Start of Data

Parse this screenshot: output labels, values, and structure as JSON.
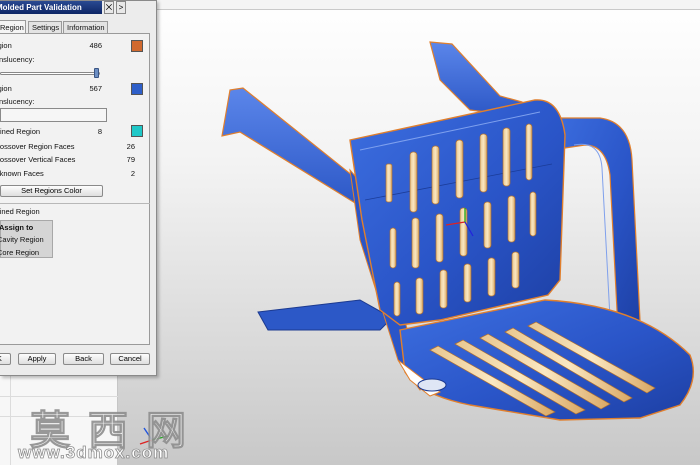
{
  "dialog": {
    "title": "Molded Part Validation",
    "title_buttons": [
      "⨉",
      ">"
    ],
    "tabs": [
      "Region",
      "Settings",
      "Information"
    ],
    "regions": {
      "region1": {
        "label": "Region",
        "count": "486",
        "color": "#d0692f"
      },
      "translucency1": "Translucency:",
      "region2": {
        "label": "Region",
        "count": "567",
        "color": "#2e5fc9"
      },
      "translucency2": "Translucency:",
      "undefined": {
        "label": "Undefined Region",
        "count": "8",
        "color": "#1fc8c8"
      }
    },
    "faces": [
      {
        "label": "Crossover Region Faces",
        "count": "26"
      },
      {
        "label": "Crossover Vertical Faces",
        "count": "79"
      },
      {
        "label": "Unknown Faces",
        "count": "2"
      }
    ],
    "set_colors_button": "Set Regions Color",
    "defined_region_label": "Defined Region",
    "assign_group": {
      "title": "Assign to",
      "options": [
        "Cavity Region",
        "Core Region"
      ]
    },
    "footer_buttons": {
      "ok": "OK",
      "apply": "Apply",
      "back": "Back",
      "cancel": "Cancel"
    }
  },
  "watermark": {
    "chinese": "莫西网",
    "url": "www.3dmox.com"
  }
}
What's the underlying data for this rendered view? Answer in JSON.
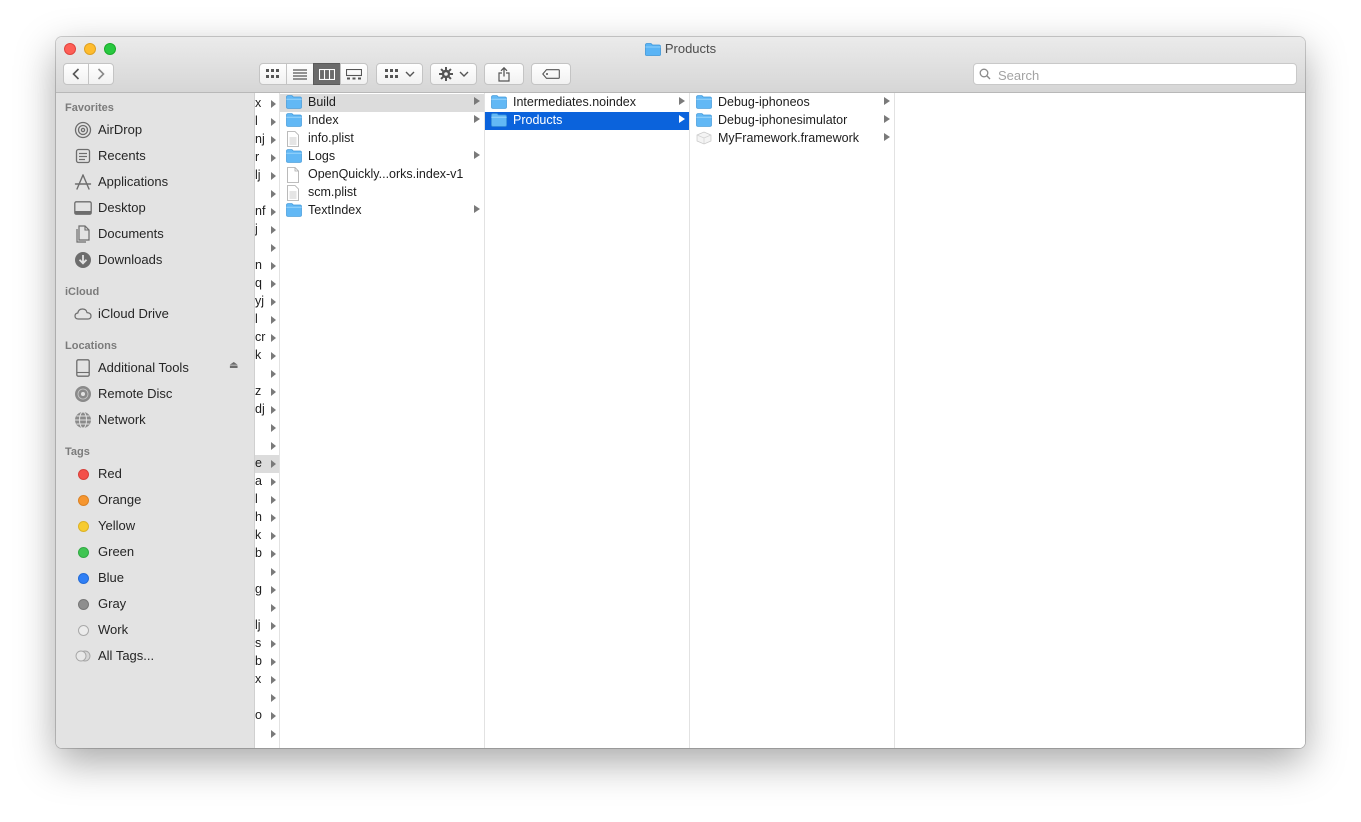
{
  "window": {
    "title": "Products"
  },
  "toolbar": {
    "back_icon": "chevron-left-icon",
    "forward_icon": "chevron-right-icon",
    "view_modes": [
      "icon-view-icon",
      "list-view-icon",
      "column-view-icon",
      "gallery-view-icon"
    ],
    "active_view": "column-view",
    "group_icon": "group-by-icon",
    "action_icon": "gear-icon",
    "share_icon": "share-icon",
    "tag_icon": "tag-icon",
    "search_placeholder": "Search"
  },
  "sidebar": {
    "favorites_title": "Favorites",
    "favorites": [
      {
        "label": "AirDrop",
        "icon": "airdrop-icon"
      },
      {
        "label": "Recents",
        "icon": "recents-icon"
      },
      {
        "label": "Applications",
        "icon": "applications-icon"
      },
      {
        "label": "Desktop",
        "icon": "desktop-icon"
      },
      {
        "label": "Documents",
        "icon": "documents-icon"
      },
      {
        "label": "Downloads",
        "icon": "downloads-icon"
      }
    ],
    "icloud_title": "iCloud",
    "icloud": [
      {
        "label": "iCloud Drive",
        "icon": "cloud-icon"
      }
    ],
    "locations_title": "Locations",
    "locations": [
      {
        "label": "Additional Tools",
        "icon": "disk-icon",
        "eject": "⏏"
      },
      {
        "label": "Remote Disc",
        "icon": "disc-icon"
      },
      {
        "label": "Network",
        "icon": "network-icon"
      }
    ],
    "tags_title": "Tags",
    "tags": [
      {
        "label": "Red",
        "color": "#f3504a"
      },
      {
        "label": "Orange",
        "color": "#f6962f"
      },
      {
        "label": "Yellow",
        "color": "#f7cb2f"
      },
      {
        "label": "Green",
        "color": "#3fc552"
      },
      {
        "label": "Blue",
        "color": "#2f7ff6"
      },
      {
        "label": "Gray",
        "color": "#8e8e8e"
      },
      {
        "label": "Work",
        "color": "none"
      },
      {
        "label": "All Tags...",
        "color": "all"
      }
    ]
  },
  "columns": {
    "narrow_fragments": [
      "x",
      "l",
      "nj",
      "r",
      "lj",
      "",
      "nf",
      "j",
      "",
      "n",
      "q",
      "yj",
      "l",
      "cr",
      "k",
      "",
      "z",
      "dj",
      "",
      "",
      "e",
      "a",
      "l",
      "h",
      "k",
      "b",
      "",
      "g",
      "",
      "lj",
      "s",
      "b",
      "x",
      "",
      "o",
      ""
    ],
    "narrow_selected_index": 20,
    "col1": [
      {
        "name": "Build",
        "type": "folder",
        "has_children": true,
        "selected": "gray"
      },
      {
        "name": "Index",
        "type": "folder",
        "has_children": true
      },
      {
        "name": "info.plist",
        "type": "plist"
      },
      {
        "name": "Logs",
        "type": "folder",
        "has_children": true
      },
      {
        "name": "OpenQuickly...orks.index-v1",
        "type": "file"
      },
      {
        "name": "scm.plist",
        "type": "plist"
      },
      {
        "name": "TextIndex",
        "type": "folder",
        "has_children": true
      }
    ],
    "col2": [
      {
        "name": "Intermediates.noindex",
        "type": "folder",
        "has_children": true
      },
      {
        "name": "Products",
        "type": "folder",
        "has_children": true,
        "selected": "blue"
      }
    ],
    "col3": [
      {
        "name": "Debug-iphoneos",
        "type": "folder",
        "has_children": true
      },
      {
        "name": "Debug-iphonesimulator",
        "type": "folder",
        "has_children": true
      },
      {
        "name": "MyFramework.framework",
        "type": "framework",
        "has_children": true
      }
    ]
  }
}
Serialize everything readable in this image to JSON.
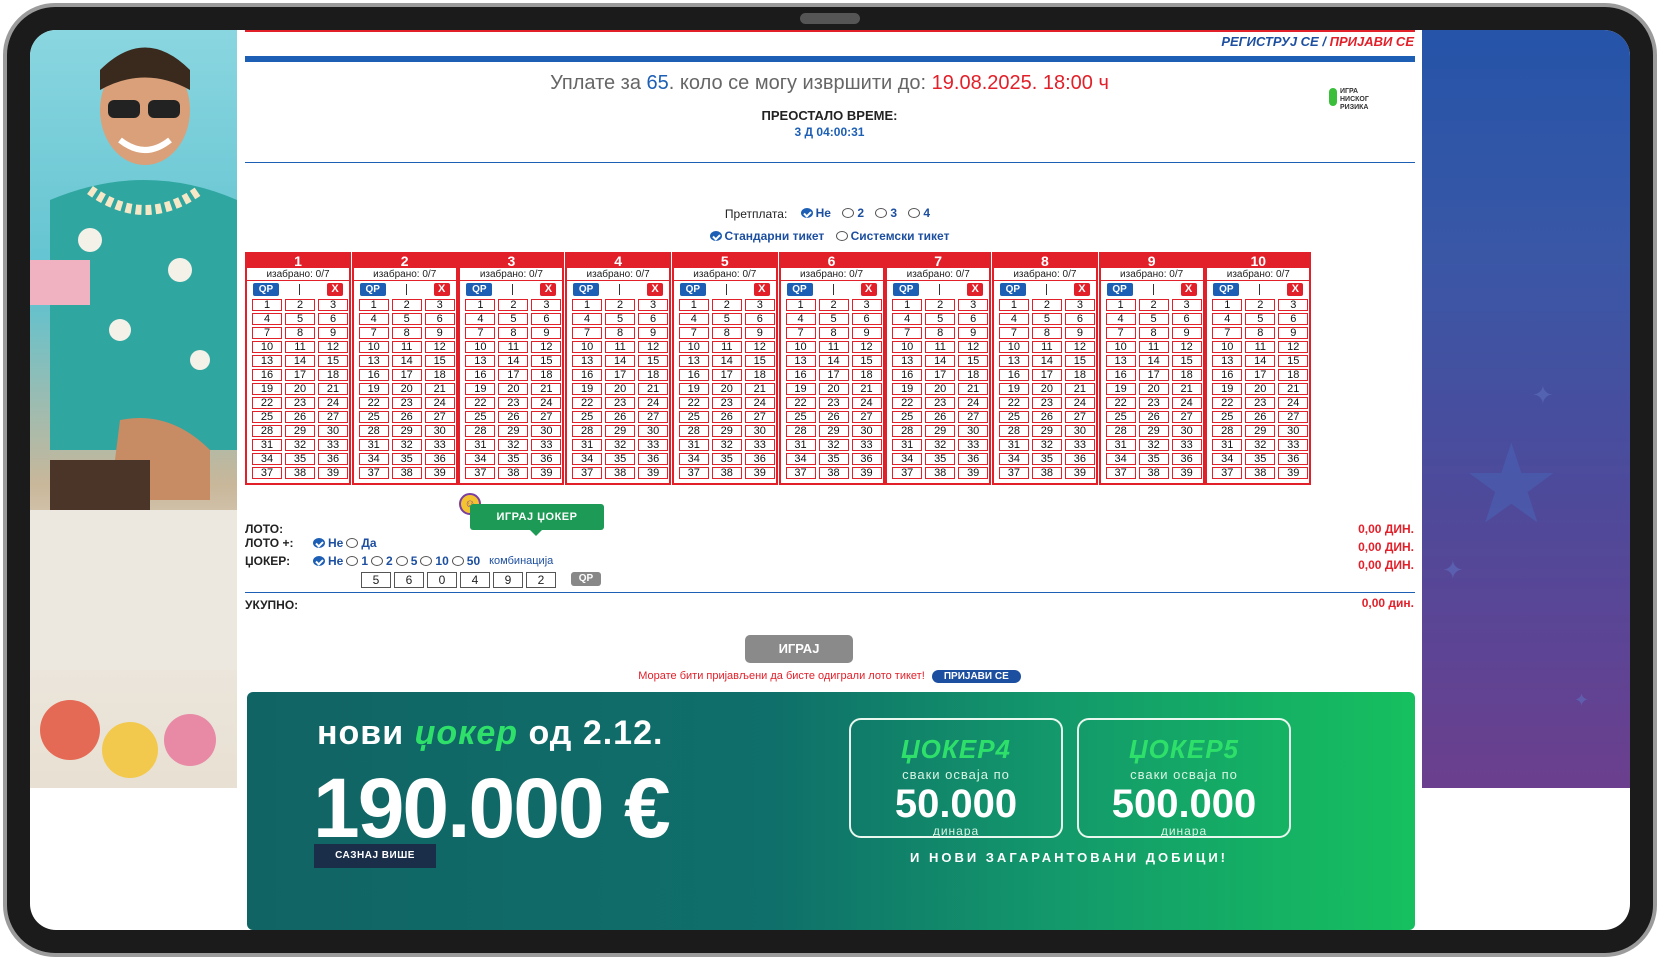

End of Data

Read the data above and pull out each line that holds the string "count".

» **Finished exercise**
        "count": "486",
        "count": "567",
        "count": "8",
        "count": "26"
        "count": "79"
        "count": "2"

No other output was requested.